In late September 2017, Adelaide will host the largest space-related meeting on the annual calendar – the 68th International Astronautical Congress (IAC). In more recent years, there has been a companion conference just prior to the IAC – the Space Generation Congress (SGC). This was initiated on the request of states through the United Nations Committee on the Peaceful Uses of Outer Space to represent the interests of the next generation in outer space.
At the SGC, a group of young Australians will lead a working group of delegates from across the globe, to develop and propose a set of supplementary protocols to the OST, in order to adapt global space governance to the needs of the next 50 years.
The article emphasizes that any changes to the treaty should be made with future generations in mind, and this is one reason the members of the working group are being drawn from the Space Generation Congress, since this is an event comprised mostly of students. That they are modern academic students is nonetheless worrisome, considering the increasingly oppressive culture of modern academic student communities.
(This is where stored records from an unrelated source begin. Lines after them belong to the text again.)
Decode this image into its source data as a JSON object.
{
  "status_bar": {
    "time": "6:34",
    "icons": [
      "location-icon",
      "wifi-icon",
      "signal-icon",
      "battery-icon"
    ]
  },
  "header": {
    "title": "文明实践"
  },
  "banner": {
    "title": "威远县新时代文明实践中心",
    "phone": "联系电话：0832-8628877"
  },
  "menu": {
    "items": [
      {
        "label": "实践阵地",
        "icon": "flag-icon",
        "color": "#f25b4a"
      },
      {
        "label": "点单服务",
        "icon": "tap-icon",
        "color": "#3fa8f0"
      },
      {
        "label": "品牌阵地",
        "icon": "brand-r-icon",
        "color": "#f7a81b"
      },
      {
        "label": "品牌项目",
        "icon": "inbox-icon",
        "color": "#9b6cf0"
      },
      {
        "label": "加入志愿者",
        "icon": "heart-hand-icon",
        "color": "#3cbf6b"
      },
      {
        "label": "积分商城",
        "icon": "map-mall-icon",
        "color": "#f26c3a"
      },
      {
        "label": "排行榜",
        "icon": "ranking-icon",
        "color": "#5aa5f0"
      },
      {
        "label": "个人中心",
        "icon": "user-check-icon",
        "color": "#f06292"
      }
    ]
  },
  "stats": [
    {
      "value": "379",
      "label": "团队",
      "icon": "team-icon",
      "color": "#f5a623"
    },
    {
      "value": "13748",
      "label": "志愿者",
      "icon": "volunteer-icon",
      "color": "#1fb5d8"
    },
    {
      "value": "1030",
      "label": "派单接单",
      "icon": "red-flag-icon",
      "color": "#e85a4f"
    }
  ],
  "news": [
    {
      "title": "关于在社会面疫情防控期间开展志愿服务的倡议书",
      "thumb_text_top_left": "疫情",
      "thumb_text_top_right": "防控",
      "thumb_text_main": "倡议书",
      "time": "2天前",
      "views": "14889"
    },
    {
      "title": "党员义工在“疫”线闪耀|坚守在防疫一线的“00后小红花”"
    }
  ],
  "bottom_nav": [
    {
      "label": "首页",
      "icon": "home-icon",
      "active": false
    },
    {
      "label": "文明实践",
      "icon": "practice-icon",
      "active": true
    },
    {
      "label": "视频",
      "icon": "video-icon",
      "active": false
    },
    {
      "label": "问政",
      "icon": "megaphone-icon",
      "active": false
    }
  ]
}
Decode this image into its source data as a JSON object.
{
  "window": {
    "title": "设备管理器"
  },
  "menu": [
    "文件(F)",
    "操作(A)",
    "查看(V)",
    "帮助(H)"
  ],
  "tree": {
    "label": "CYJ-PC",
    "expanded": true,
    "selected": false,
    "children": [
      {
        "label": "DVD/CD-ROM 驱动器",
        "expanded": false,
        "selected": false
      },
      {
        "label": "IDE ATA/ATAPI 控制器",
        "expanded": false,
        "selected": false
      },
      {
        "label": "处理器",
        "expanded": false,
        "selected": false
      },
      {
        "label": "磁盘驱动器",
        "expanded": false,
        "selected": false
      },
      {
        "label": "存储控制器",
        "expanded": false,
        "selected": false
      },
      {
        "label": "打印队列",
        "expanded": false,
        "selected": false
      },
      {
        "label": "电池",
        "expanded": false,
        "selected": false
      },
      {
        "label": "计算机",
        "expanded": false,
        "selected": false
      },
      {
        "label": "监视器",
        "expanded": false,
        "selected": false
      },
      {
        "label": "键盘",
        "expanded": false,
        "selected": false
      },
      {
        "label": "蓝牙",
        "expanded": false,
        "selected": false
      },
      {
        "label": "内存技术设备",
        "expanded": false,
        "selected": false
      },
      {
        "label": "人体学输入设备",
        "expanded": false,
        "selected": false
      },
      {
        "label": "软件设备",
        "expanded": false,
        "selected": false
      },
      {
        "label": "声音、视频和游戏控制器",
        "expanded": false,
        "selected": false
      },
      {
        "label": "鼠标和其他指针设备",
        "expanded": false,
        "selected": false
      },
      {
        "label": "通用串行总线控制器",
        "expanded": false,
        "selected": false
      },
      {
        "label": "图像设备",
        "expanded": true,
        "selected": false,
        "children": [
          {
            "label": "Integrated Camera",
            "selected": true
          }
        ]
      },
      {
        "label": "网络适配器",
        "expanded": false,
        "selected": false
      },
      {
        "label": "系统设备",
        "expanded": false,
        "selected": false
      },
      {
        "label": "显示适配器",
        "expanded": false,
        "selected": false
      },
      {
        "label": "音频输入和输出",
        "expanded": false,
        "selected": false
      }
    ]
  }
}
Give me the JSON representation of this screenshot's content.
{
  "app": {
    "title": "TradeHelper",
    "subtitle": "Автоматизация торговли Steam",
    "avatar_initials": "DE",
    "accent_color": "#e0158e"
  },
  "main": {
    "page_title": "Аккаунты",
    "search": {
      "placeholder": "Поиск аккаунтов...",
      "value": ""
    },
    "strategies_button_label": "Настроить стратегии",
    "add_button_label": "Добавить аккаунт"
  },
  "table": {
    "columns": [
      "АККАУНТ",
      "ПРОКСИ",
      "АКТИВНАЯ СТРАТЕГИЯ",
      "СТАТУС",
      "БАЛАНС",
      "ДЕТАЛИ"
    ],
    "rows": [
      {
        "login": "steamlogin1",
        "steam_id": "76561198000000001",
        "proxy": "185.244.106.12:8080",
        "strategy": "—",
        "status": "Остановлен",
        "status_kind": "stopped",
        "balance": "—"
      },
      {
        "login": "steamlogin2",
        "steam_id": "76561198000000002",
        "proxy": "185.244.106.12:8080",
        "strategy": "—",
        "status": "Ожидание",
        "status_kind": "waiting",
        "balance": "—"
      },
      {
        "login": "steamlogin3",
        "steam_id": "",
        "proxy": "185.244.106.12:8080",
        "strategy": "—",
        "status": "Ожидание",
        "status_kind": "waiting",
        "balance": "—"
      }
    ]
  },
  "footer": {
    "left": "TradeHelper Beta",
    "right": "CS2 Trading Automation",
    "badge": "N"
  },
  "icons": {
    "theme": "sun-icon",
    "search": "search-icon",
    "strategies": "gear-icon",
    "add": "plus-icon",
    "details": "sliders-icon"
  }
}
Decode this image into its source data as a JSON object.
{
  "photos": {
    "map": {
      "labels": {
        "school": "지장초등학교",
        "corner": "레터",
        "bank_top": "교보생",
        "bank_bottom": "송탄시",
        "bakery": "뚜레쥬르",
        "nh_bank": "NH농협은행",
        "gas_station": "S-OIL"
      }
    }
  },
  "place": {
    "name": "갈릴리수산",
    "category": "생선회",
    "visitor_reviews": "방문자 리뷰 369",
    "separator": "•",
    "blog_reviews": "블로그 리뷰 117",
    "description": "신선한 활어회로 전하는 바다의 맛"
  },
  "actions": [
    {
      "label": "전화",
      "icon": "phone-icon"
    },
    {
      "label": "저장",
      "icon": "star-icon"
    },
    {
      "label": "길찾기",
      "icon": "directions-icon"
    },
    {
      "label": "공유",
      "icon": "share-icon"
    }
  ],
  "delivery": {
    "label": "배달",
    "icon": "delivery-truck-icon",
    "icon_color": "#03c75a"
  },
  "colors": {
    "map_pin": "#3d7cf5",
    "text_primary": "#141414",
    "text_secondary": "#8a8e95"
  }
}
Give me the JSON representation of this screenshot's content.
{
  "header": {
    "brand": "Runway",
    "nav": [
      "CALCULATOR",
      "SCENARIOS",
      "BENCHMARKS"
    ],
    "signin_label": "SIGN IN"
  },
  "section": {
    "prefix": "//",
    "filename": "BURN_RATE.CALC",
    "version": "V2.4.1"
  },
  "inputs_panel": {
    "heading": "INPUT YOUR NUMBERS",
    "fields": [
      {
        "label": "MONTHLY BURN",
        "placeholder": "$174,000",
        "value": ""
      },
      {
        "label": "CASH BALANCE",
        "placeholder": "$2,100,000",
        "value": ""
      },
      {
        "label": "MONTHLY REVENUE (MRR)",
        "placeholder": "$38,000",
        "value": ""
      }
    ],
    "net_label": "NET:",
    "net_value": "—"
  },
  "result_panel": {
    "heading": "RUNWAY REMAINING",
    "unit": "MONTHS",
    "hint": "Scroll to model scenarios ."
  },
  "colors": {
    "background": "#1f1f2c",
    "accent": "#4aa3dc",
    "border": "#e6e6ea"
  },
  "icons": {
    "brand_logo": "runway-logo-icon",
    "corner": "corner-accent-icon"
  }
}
I fear that their naive effort to establish rules will be based too much on the good intentions of young people, and we all know what path that puts us on.
A personal note: I will have another op-ed published this week by The Federalist on the recent efforts in both houses of Congress to deal with the Outer Space Treaty, and it includes my detailed analysis of the proposed space law that was approved by a House committee in early June.